### WORK ORDER
Take the data below and filter it for lines containing the word "value"; show each line found.

(Dataset rows describing interfaces)

● ● ● ● ●

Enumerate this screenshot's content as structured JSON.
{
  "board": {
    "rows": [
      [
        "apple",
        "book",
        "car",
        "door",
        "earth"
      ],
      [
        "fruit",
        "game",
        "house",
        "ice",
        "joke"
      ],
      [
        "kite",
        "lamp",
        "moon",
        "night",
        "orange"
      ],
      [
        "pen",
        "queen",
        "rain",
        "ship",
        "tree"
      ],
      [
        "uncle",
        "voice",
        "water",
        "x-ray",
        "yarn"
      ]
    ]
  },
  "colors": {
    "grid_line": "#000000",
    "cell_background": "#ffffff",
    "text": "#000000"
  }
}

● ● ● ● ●

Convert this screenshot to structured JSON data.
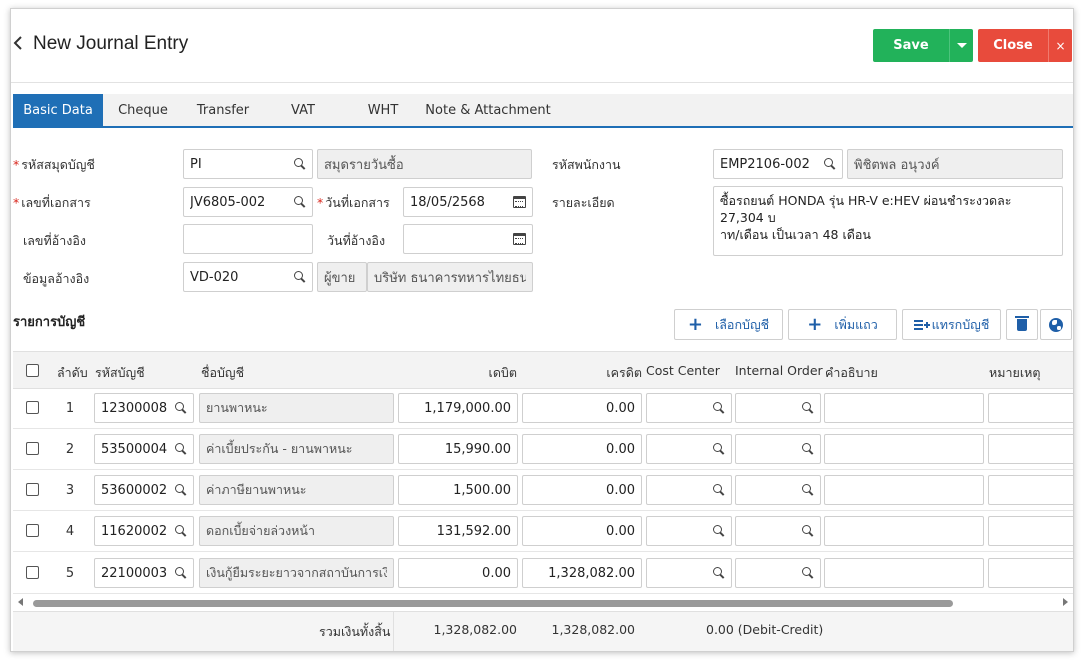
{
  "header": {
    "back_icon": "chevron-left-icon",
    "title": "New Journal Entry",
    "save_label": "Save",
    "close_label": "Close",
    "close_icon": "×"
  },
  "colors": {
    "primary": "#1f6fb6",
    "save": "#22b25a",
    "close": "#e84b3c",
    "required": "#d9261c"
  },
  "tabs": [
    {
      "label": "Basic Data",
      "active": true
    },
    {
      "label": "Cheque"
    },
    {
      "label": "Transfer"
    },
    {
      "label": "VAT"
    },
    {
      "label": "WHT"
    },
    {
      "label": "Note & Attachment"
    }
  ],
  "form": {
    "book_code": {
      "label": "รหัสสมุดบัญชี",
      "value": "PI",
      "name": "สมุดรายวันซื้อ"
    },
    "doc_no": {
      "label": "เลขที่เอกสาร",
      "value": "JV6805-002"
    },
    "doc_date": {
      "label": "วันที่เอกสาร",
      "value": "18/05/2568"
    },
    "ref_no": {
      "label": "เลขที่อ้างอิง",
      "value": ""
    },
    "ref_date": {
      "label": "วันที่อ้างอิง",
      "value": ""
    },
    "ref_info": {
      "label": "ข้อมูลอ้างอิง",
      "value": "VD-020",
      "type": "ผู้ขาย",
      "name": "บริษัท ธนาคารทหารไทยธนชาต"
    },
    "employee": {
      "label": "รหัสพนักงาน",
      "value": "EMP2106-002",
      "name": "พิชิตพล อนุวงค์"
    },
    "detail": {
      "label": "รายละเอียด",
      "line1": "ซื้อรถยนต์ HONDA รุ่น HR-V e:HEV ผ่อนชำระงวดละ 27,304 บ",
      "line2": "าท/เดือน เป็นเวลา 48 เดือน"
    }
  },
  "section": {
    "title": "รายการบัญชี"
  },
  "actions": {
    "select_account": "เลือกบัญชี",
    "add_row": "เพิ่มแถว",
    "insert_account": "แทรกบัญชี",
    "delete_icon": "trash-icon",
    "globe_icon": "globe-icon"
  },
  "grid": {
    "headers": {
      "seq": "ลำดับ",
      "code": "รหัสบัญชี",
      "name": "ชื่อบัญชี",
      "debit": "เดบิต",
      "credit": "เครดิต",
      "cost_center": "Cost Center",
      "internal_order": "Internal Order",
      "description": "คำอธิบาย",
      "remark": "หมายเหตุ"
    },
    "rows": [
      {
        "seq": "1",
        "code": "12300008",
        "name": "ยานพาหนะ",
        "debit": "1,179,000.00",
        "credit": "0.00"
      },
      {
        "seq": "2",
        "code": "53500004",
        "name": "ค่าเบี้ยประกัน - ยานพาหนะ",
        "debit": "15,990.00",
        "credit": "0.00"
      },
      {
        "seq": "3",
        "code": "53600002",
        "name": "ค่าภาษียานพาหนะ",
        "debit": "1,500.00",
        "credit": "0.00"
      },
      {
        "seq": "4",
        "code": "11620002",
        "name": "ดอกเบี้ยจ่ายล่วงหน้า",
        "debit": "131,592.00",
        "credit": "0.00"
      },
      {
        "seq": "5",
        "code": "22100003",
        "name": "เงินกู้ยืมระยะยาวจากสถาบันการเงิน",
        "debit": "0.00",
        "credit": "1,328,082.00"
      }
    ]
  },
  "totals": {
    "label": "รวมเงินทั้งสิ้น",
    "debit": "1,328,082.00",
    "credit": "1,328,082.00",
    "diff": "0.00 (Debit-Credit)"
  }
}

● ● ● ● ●

### FINISHED TASK
      "value": "PI",
      "value": "JV6805-002"
      "value": "18/05/2568"
      "value": ""
      "value": ""
      "value": "VD-020",
      "value": "EMP2106-002",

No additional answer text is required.